#### PROBLEM DESCRIPTION:
Wherever the string "JSON" shows up in the records below, return that line.

#### RECORD SET:
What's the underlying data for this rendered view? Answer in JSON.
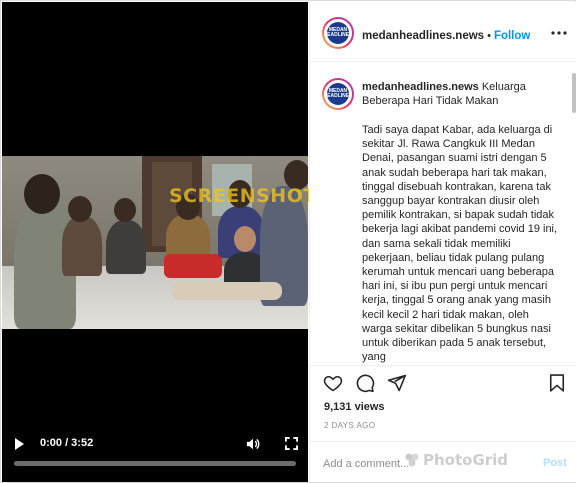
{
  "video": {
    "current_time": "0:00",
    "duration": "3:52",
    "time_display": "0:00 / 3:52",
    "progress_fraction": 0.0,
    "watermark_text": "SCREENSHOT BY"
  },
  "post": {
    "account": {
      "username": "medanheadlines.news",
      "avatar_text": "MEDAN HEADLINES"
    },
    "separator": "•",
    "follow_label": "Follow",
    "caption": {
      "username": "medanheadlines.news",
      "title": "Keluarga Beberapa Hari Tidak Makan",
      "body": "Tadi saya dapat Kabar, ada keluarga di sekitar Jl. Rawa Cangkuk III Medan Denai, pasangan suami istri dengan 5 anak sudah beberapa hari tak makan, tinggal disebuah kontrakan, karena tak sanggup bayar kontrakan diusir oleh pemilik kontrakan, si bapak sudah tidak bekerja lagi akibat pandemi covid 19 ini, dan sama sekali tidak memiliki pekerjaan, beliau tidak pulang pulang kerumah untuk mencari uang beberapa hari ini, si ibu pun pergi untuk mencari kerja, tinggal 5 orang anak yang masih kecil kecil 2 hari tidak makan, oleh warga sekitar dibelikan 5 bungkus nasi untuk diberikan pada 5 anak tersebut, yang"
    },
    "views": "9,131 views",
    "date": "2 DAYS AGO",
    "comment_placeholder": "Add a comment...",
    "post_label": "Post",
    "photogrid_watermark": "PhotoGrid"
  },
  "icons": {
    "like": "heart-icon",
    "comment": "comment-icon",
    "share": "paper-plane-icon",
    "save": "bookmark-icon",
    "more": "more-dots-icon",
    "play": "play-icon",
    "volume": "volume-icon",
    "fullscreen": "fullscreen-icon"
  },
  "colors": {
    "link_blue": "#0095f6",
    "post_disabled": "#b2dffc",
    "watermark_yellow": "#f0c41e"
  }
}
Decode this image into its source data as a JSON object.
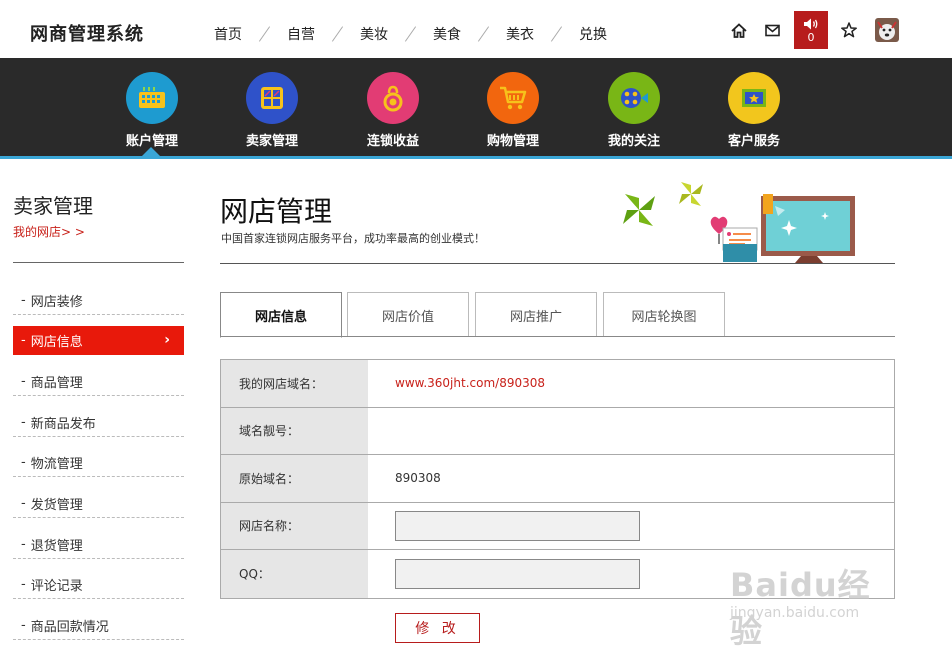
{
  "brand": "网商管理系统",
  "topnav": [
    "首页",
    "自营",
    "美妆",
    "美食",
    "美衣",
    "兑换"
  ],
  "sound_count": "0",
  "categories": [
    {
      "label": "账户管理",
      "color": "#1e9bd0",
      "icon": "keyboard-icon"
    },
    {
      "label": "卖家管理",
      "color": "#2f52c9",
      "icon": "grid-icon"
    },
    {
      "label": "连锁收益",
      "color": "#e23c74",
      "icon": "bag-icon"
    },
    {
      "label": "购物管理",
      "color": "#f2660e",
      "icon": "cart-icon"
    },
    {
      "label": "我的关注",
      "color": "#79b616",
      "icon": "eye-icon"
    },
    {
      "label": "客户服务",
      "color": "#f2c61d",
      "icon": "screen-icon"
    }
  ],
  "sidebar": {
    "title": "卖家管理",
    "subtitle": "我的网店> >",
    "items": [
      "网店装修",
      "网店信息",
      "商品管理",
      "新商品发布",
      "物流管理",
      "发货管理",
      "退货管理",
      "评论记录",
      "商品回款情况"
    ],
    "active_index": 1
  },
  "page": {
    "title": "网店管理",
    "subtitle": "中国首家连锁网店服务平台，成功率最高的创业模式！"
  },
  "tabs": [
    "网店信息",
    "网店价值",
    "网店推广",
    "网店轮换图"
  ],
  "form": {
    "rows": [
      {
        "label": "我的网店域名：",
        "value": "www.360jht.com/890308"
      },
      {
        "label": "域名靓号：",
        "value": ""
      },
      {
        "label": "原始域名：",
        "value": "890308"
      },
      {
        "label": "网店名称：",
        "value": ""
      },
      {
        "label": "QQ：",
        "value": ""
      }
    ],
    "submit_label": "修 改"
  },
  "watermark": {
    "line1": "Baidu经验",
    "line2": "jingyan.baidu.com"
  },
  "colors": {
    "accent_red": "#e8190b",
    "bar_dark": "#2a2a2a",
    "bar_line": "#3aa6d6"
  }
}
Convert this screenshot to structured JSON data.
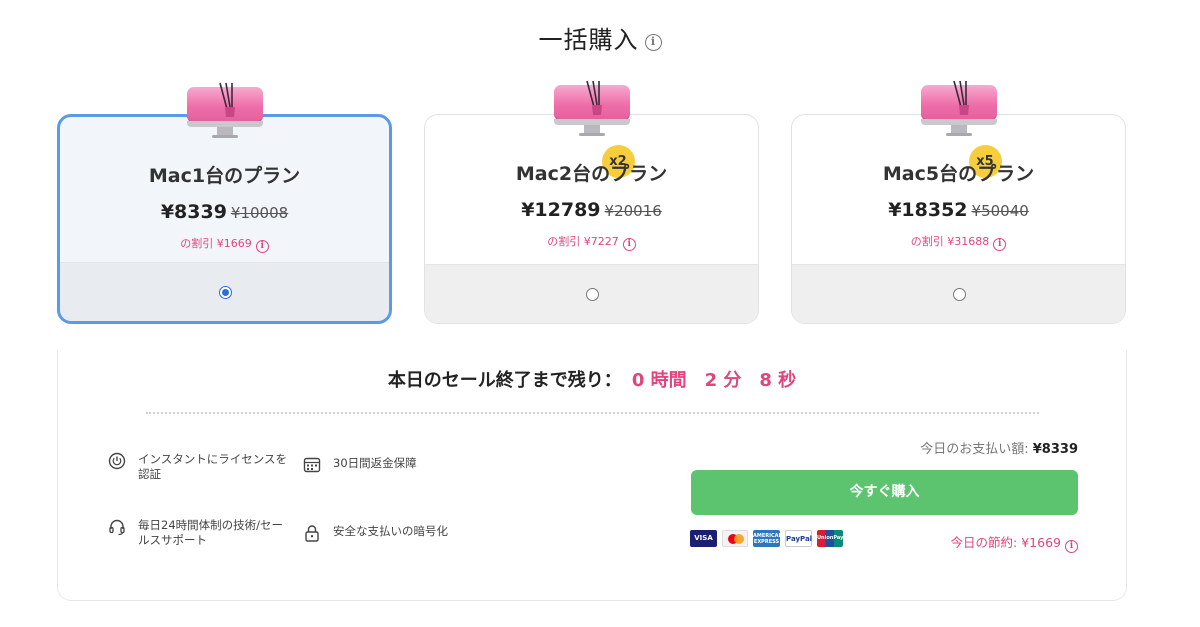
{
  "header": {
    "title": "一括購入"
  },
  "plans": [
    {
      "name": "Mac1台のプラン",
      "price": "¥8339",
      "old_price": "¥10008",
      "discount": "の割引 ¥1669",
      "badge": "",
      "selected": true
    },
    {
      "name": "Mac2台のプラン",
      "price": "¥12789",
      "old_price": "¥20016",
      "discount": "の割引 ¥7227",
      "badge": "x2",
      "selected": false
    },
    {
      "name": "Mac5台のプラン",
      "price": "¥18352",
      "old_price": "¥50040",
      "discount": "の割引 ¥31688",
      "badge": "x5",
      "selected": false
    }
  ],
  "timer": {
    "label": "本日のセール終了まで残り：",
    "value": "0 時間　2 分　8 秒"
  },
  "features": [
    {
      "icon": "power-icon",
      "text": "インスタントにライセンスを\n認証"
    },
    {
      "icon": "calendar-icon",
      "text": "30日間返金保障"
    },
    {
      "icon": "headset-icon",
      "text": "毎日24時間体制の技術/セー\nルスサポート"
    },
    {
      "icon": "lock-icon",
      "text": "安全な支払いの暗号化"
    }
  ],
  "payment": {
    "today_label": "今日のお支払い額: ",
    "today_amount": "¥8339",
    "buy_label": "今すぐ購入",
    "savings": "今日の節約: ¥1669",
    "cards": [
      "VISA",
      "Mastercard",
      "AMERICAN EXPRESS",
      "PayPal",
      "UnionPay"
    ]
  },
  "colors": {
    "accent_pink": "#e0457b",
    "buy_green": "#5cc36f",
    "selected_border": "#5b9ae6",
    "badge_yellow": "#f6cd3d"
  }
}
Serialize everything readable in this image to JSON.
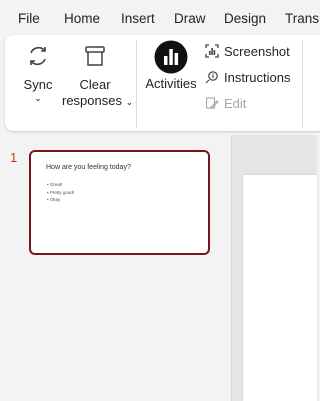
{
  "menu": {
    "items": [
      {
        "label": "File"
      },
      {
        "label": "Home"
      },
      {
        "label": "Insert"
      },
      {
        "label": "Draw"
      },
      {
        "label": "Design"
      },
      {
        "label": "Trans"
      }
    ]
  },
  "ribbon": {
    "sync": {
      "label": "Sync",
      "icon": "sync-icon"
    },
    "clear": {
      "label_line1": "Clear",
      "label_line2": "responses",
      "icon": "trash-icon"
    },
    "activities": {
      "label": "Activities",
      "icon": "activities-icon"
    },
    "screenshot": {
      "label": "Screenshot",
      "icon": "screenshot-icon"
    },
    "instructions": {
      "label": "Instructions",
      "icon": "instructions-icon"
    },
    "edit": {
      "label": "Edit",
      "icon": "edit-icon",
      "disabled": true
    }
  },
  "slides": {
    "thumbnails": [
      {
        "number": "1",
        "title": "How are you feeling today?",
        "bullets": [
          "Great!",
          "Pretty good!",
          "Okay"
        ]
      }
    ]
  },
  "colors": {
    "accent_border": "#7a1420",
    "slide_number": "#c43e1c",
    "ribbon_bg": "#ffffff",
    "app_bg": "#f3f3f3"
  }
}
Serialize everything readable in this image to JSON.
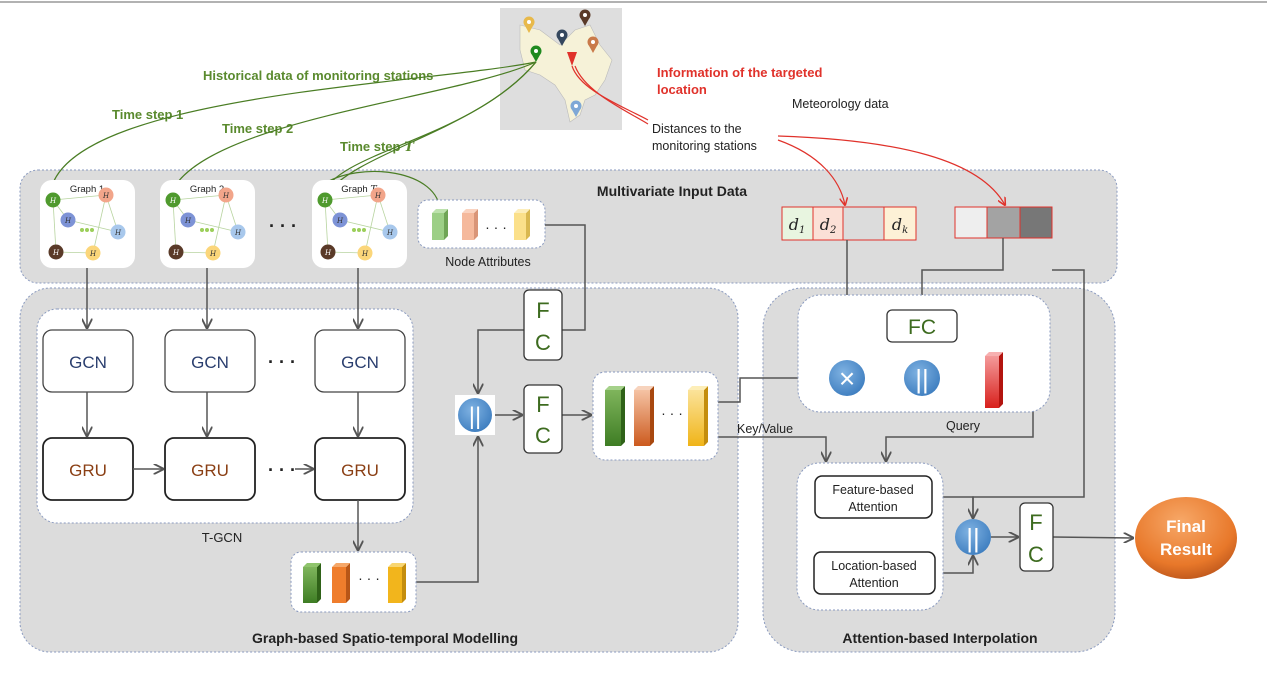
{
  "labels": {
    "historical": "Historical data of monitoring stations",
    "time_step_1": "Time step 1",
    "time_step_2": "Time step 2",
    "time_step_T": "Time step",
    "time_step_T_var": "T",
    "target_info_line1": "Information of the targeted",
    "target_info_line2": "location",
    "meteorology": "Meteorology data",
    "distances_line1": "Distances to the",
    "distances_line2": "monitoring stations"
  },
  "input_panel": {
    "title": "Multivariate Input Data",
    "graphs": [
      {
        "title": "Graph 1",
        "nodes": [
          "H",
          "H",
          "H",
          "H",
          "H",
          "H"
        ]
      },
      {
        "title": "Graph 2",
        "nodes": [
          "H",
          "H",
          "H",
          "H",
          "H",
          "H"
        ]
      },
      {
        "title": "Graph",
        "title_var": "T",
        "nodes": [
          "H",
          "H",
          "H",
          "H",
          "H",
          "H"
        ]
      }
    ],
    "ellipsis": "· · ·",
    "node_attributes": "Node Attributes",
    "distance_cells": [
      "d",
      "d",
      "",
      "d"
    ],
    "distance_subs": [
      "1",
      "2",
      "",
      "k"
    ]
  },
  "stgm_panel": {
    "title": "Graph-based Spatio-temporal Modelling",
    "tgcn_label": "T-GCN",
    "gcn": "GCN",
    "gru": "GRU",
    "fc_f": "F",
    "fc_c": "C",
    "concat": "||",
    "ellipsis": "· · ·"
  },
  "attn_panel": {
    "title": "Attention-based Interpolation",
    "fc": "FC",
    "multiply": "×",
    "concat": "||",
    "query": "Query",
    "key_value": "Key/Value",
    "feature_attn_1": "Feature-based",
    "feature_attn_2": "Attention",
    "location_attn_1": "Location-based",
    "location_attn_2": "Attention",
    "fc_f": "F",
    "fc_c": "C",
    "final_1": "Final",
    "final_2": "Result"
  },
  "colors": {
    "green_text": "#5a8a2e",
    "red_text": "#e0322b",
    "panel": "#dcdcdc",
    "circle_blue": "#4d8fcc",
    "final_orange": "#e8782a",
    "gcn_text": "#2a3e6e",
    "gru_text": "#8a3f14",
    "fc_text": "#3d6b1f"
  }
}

#### RESULT OF THIS EXERCISE:
What's the underlying data for this rendered view? Answer in JSON.
Decode this image into its source data as a JSON object.
Convert this screenshot to structured JSON data.
Serialize everything readable in this image to JSON.
Serialize everything readable in this image to JSON.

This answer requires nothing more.